Loud, Graham A.: Frederick II and the Criminal Jurisdiction of the Abbot of Cava, in Panarelli, Francesco et al. (Hrsg.): Von Aachen bis Akkon: Grenzüberschreitungen im Mittelalter. Festschrift für Hubert Houben zum 70. Geburtstag, Heidelberg: Heidelberg University Publishing, 2023 (Online-Schriften des DHI Rom. Neue Reihe: Pubblicazioni online del DHI Roma. Nuova serie, Band 9), S. 275–287. https://doi.org/10.17885/heiup.1094.c15077

Identifier (Buch)

ISBN 978-3-96822-178-6 (Hardcover)
ISBN 978-3-96822-179-3 (Softcover)
ISBN 978-3-96822-180-9 (PDF)




Graham A. Loud

Frederick II and the Criminal Jurisdiction of the Abbot of Cava

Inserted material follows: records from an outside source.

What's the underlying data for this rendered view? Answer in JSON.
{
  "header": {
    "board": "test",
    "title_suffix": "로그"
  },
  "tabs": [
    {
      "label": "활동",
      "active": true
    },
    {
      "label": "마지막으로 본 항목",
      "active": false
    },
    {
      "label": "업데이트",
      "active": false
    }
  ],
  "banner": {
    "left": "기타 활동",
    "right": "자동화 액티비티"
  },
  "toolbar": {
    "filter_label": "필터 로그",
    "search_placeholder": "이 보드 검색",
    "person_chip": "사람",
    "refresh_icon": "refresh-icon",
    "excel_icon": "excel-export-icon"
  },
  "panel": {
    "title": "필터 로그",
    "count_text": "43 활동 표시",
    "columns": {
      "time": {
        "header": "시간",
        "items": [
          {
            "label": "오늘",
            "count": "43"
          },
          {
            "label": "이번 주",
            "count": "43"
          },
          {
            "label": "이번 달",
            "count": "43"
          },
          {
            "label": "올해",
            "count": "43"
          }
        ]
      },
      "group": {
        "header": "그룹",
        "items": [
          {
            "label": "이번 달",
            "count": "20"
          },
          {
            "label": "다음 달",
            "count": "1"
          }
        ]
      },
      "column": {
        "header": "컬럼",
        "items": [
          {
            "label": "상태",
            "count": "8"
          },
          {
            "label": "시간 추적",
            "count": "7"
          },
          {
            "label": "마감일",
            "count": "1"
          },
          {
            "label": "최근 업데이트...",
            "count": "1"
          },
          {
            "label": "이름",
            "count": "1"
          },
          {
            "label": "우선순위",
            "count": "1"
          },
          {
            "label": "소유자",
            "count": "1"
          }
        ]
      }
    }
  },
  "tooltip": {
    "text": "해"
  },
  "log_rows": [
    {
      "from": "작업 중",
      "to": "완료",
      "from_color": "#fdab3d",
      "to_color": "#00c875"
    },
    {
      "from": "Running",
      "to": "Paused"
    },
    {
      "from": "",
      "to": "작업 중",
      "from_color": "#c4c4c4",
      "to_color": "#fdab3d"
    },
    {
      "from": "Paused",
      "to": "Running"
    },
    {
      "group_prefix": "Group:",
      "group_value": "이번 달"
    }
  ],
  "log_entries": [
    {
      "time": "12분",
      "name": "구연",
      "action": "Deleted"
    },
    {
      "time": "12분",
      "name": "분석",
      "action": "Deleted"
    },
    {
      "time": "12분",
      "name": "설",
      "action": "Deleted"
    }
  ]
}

Abstract There were various types of boundaries (confini) in the Middle Ages. One of the most important within kingdoms was the boundary between different legal jurisdictions. Sometimes, as within the kingdom of Germany, and to a lesser extent France, these jurisdictions were a major factor in the fragmentation of central, and even provincial, authority. In other, more centralised, states – if one can use such loaded term for this period – such as the kingdoms of England and Sicily during the twelfth and thirteenth centuries, legal franchises were strictly limited, and the superior functioning of royal justice prevailed, with rare exceptions, throughout the realm. The case study that follows from southern Italy reveals the abortive creation of jurisdictional immunity in a period when royal power was temporarily weakened, and sheds further light upon the restoration of effective monarchical authority after the return of Frederick II to the regno following his imperial coronation in November 1220. It examines an important, but hitherto neglected, episode in the history of one of the richest and most important monastic houses on the mainland of southern Italy, the Abbey of the Holy Trinity at Cava, near Salerno, and requires some consideration of the problem of forgery – widespread throughout the monasteries of the kingdom of Sicily, and an activity to which the monks of Cava were seemingly addicted in the mid- to late thirteenth century.